Pelvic bone it is! right about now, someone is stealing the Jp magazine license plate off of Freddy's Jeep. Ultimate Jp road Trip I was thinking you should do a contest that would let each state compete against each other over a year of wheeling. With 52 weekends in a year and 50 states, it just about works out.Each state would get a weekend that they could host Jp magazine from Friday to monday morning and include events such as wheeling and sightseeing.
Jp staffers would then drive from state to state on monday night until Friday morning, allowing time for repair and writing the result of the state; four states could be published every month. Jp vehicles would be street-legal and only allowed to tow a pop-up trailer or something to haul sleeping quarters.You could allow anyone in the state to join each contest.
Reynolds, North Dakota
I think we'd end up dead from exhaustion by week three. Besides, some of the staff is banned from 36 of the 50 states, and who's gonna write the rest of Jp magazine? can't we just go to hawaii for a year instead?
I want more info on the Orange JK on page 12 in the aug. '07 magazine.
The bright-orange, two-door, '07 Wrangler in question on this month's cover is known as the rubicon King built by the Jeep Skunkworks crew. It features a Superlift 4-inch suspension lift that makes room for 37x12.50r17 BFGoodrich Krawler tires mounted on 17x8.5 hutchinson/mopar double bead-lock wheels with a 45.8-inch backspacing. The fender flares and grille were trimmed for extra tire clearance, however, the tires would still rub at full stuff. The Jeep also featured an aEV heat-reduction hood, rear corner guards, militarystyle winch mount front bumper, and a Warn 9.0rc winch. at the time, the Jeep was sporting the factory 3.8L V-6 and manual six-speed transmission. rumor was that it would eventually get a hemi V-8. No word on if that's still the plan or if the swap has already been completed.
I was excited to see the Oct. '07 "headlight Shootout" until near the end of the article because the hID conversions weren't even mentioned. hIDs have many advantages to incandescent bulbs and would have probably been your top pick. If you don't take my word for it, ask Lexus, mercedes-Benz, or successful desert race teams. My buddy has them in his TJ and said the kit cost around $150. hIDs draw less energy (less strain on electrical systems equals fuel savings, too), make less heat (fewer cracked lenses in the snow), produce whiter and more light output (closer to sunlight than incandescent bulbs), and they aren't poser, wanna-be, blue-colored, crappy bulbs. Just in case you didn't know, hID stands for high-intensity discharge. Google it. maybe next month you guys can compare coal with wood in your steam engine's fuel test.
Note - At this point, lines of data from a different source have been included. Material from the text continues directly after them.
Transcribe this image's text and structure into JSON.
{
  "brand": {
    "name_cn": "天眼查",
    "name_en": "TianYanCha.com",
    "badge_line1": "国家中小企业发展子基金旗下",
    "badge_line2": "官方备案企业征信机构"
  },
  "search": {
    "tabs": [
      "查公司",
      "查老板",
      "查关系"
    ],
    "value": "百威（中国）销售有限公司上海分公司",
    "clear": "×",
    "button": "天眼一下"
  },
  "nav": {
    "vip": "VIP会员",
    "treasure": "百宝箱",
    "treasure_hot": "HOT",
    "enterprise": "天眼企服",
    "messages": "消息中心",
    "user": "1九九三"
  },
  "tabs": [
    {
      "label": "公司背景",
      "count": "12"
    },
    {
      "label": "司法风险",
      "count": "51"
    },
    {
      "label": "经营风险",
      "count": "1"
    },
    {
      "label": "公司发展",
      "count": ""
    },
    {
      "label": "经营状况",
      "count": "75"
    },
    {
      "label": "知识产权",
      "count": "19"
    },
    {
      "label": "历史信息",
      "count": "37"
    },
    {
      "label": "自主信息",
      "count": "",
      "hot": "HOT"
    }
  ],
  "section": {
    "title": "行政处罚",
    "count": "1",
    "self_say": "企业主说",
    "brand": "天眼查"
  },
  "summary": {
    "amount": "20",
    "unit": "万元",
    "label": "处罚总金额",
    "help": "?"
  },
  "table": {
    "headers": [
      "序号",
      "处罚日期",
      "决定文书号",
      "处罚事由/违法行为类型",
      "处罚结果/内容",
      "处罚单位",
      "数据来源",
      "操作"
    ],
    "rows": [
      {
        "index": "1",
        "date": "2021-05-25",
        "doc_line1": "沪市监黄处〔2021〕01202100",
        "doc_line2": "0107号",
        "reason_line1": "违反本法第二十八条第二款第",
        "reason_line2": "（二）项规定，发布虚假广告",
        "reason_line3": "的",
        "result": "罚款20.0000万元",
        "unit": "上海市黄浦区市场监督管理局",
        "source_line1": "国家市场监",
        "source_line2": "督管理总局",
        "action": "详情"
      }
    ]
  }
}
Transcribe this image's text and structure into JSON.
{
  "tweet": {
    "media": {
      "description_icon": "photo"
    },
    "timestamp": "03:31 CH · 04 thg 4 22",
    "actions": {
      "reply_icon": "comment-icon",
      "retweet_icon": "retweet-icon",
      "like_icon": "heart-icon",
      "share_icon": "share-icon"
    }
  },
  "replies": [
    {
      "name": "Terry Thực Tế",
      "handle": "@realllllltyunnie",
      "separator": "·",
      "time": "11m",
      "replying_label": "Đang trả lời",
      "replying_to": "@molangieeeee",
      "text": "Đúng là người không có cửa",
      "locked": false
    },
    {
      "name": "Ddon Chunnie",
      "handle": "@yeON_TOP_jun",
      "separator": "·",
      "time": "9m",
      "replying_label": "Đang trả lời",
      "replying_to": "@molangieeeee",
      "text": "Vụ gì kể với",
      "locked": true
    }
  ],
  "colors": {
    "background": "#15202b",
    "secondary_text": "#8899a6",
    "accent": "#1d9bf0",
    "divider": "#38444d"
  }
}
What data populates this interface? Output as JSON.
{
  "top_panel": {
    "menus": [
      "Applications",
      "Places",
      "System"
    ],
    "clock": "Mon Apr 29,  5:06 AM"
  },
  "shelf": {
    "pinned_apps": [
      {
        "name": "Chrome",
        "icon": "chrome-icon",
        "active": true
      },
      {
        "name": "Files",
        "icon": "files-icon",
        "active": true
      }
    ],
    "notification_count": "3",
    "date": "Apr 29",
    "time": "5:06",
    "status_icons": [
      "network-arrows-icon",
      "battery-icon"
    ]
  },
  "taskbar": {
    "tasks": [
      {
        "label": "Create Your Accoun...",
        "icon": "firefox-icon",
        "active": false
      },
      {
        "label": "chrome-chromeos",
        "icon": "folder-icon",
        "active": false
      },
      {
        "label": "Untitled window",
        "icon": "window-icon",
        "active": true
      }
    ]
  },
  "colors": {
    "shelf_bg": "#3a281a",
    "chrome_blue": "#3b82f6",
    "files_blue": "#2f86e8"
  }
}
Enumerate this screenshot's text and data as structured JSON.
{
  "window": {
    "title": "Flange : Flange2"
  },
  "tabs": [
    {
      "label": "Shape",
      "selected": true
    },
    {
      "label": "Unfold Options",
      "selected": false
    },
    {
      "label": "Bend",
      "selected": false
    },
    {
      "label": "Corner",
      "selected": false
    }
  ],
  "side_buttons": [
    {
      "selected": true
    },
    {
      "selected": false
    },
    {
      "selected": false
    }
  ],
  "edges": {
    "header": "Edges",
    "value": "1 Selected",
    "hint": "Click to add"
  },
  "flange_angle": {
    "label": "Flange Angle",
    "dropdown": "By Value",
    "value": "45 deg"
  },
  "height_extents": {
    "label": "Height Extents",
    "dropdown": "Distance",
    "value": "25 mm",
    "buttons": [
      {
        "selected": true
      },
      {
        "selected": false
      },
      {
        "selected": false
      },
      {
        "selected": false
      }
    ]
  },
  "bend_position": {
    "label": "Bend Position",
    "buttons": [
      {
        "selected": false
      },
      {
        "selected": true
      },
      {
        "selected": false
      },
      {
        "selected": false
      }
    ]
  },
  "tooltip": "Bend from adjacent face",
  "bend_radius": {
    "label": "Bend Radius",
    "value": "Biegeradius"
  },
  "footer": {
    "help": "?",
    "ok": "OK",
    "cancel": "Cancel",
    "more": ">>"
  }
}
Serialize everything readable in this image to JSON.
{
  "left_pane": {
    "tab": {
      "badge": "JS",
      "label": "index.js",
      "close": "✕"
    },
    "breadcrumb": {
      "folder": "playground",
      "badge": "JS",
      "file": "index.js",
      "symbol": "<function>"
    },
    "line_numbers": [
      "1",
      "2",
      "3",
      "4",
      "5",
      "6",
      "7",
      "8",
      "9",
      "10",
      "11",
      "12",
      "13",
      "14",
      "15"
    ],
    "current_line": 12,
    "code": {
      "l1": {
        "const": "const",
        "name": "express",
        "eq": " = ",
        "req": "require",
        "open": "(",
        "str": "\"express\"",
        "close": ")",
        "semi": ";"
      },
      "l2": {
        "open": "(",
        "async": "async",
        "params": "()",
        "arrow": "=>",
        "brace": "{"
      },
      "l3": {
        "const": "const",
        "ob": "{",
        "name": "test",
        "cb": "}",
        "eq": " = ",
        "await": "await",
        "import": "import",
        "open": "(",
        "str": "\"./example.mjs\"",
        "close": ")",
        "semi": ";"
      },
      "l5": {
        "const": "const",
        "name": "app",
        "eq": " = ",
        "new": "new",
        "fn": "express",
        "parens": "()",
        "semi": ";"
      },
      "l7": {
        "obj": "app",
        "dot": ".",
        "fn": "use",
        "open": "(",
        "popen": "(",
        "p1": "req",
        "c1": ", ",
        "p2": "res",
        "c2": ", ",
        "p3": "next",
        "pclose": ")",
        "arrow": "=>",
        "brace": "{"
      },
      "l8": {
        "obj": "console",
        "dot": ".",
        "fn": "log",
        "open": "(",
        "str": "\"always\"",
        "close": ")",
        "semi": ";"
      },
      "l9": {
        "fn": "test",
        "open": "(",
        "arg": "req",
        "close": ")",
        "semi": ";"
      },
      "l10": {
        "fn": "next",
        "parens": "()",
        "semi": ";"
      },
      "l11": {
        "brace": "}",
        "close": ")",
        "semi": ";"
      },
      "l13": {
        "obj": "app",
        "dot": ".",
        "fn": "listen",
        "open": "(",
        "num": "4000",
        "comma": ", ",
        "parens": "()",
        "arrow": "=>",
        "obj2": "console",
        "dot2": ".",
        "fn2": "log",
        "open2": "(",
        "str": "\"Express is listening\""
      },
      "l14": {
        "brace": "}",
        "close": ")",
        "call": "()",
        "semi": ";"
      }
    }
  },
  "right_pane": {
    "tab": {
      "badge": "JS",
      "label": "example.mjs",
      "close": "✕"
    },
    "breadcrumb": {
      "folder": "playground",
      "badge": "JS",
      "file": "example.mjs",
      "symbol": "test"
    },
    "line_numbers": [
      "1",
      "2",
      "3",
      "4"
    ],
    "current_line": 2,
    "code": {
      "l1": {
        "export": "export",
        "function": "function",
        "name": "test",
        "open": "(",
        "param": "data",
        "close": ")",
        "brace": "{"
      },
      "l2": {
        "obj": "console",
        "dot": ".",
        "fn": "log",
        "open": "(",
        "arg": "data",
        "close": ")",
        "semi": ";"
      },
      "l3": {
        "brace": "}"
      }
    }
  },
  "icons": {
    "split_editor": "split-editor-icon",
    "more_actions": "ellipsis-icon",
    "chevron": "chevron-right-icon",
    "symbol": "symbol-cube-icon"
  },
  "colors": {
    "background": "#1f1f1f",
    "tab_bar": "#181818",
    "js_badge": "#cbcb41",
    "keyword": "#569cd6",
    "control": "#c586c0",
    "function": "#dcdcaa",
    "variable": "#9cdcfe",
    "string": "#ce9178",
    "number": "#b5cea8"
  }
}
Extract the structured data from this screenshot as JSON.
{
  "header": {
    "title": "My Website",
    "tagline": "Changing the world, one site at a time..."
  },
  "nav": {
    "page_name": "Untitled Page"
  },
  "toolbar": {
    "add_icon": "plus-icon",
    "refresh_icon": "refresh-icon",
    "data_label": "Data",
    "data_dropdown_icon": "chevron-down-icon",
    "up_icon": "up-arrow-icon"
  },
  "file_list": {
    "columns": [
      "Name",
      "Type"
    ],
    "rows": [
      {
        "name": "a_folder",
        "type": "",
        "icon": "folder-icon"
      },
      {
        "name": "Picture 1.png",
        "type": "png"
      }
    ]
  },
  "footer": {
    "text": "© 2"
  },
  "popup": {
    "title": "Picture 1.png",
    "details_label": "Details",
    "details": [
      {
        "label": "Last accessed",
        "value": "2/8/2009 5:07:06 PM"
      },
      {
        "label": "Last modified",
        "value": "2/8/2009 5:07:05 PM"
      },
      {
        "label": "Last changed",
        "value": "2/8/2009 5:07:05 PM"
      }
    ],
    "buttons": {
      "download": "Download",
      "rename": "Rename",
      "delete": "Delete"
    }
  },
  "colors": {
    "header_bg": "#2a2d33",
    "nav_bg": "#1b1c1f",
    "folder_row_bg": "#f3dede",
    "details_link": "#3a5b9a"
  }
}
I am curious, I have noticed that all 4x4-type magazines frequently tilt the photos of Jeeps and terrain so that the steepness or off-camber angles are exaggerated. It's easy to spot because the vegetation is slanted off to one side or the other. most of the photos would have been just as good if they were done correctly. at worst, it could lead some drivers to think they can drive at steeper angles or more off-camber than is actually possible.